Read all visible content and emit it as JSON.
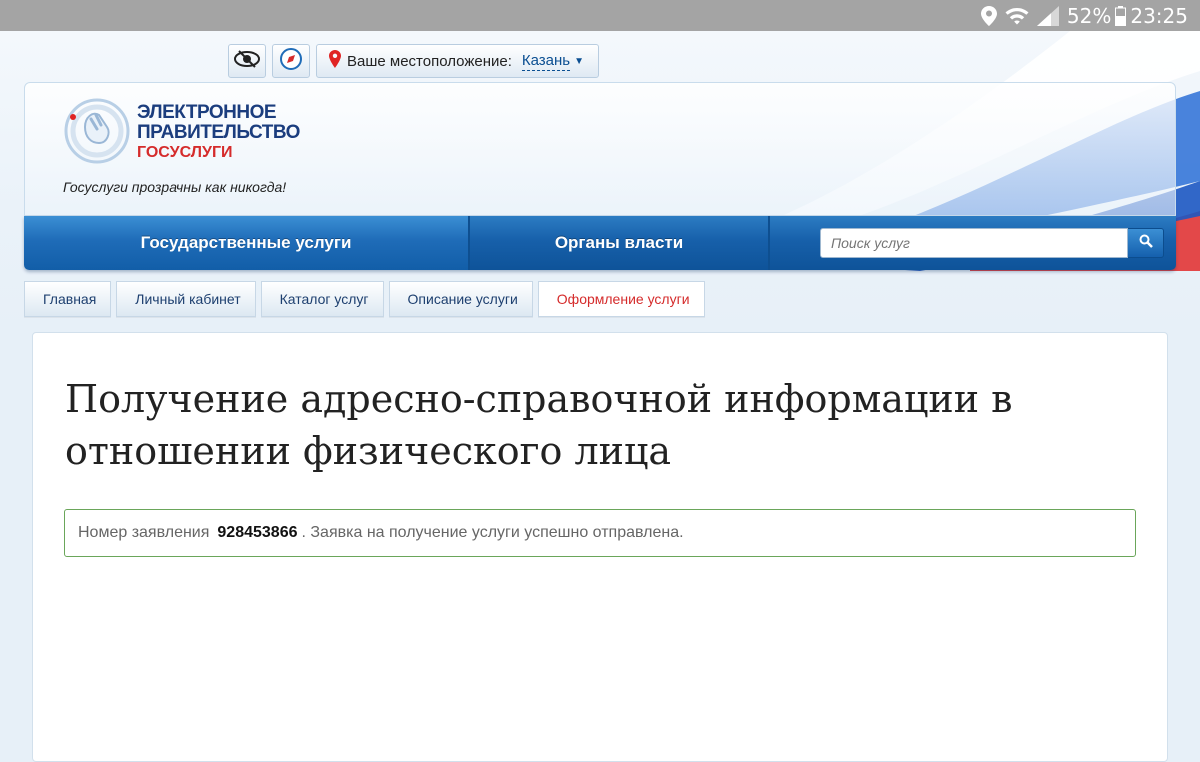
{
  "status_bar": {
    "battery_percent": "52%",
    "time": "23:25"
  },
  "utility_bar": {
    "location_label": "Ваше местоположение:",
    "location_value": "Казань"
  },
  "branding": {
    "line1": "ЭЛЕКТРОННОЕ",
    "line2": "ПРАВИТЕЛЬСТВО",
    "line3": "ГОСУСЛУГИ",
    "slogan": "Госуслуги прозрачны как никогда!"
  },
  "nav": {
    "items": [
      {
        "label": "Государственные услуги"
      },
      {
        "label": "Органы власти"
      }
    ],
    "search_placeholder": "Поиск услуг"
  },
  "breadcrumbs": [
    {
      "label": "Главная"
    },
    {
      "label": "Личный кабинет"
    },
    {
      "label": "Каталог услуг"
    },
    {
      "label": "Описание услуги"
    },
    {
      "label": "Оформление услуги"
    }
  ],
  "main": {
    "title": "Получение адресно-справочной информации в отношении физического лица",
    "alert": {
      "prefix": "Номер заявления",
      "number": "928453866",
      "suffix": ". Заявка на получение услуги успешно отправлена."
    }
  },
  "colors": {
    "brand_blue": "#1b3d7e",
    "brand_red": "#d52b2b",
    "nav_blue": "#1f6cb8",
    "success_border": "#6aa65a"
  }
}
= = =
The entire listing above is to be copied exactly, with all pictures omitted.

Read all visible content and emit it as JSON.
{
  "status_bar": {
    "battery_percent": "52%",
    "time": "23:25"
  },
  "utility_bar": {
    "location_label": "Ваше местоположение:",
    "location_value": "Казань"
  },
  "branding": {
    "line1": "ЭЛЕКТРОННОЕ",
    "line2": "ПРАВИТЕЛЬСТВО",
    "line3": "ГОСУСЛУГИ",
    "slogan": "Госуслуги прозрачны как никогда!"
  },
  "nav": {
    "items": [
      {
        "label": "Государственные услуги"
      },
      {
        "label": "Органы власти"
      }
    ],
    "search_placeholder": "Поиск услуг"
  },
  "breadcrumbs": [
    {
      "label": "Главная"
    },
    {
      "label": "Личный кабинет"
    },
    {
      "label": "Каталог услуг"
    },
    {
      "label": "Описание услуги"
    },
    {
      "label": "Оформление услуги"
    }
  ],
  "main": {
    "title": "Получение адресно-справочной информации в отношении физического лица",
    "alert": {
      "prefix": "Номер заявления",
      "number": "928453866",
      "suffix": ". Заявка на получение услуги успешно отправлена."
    }
  },
  "colors": {
    "brand_blue": "#1b3d7e",
    "brand_red": "#d52b2b",
    "nav_blue": "#1f6cb8",
    "success_border": "#6aa65a"
  }
}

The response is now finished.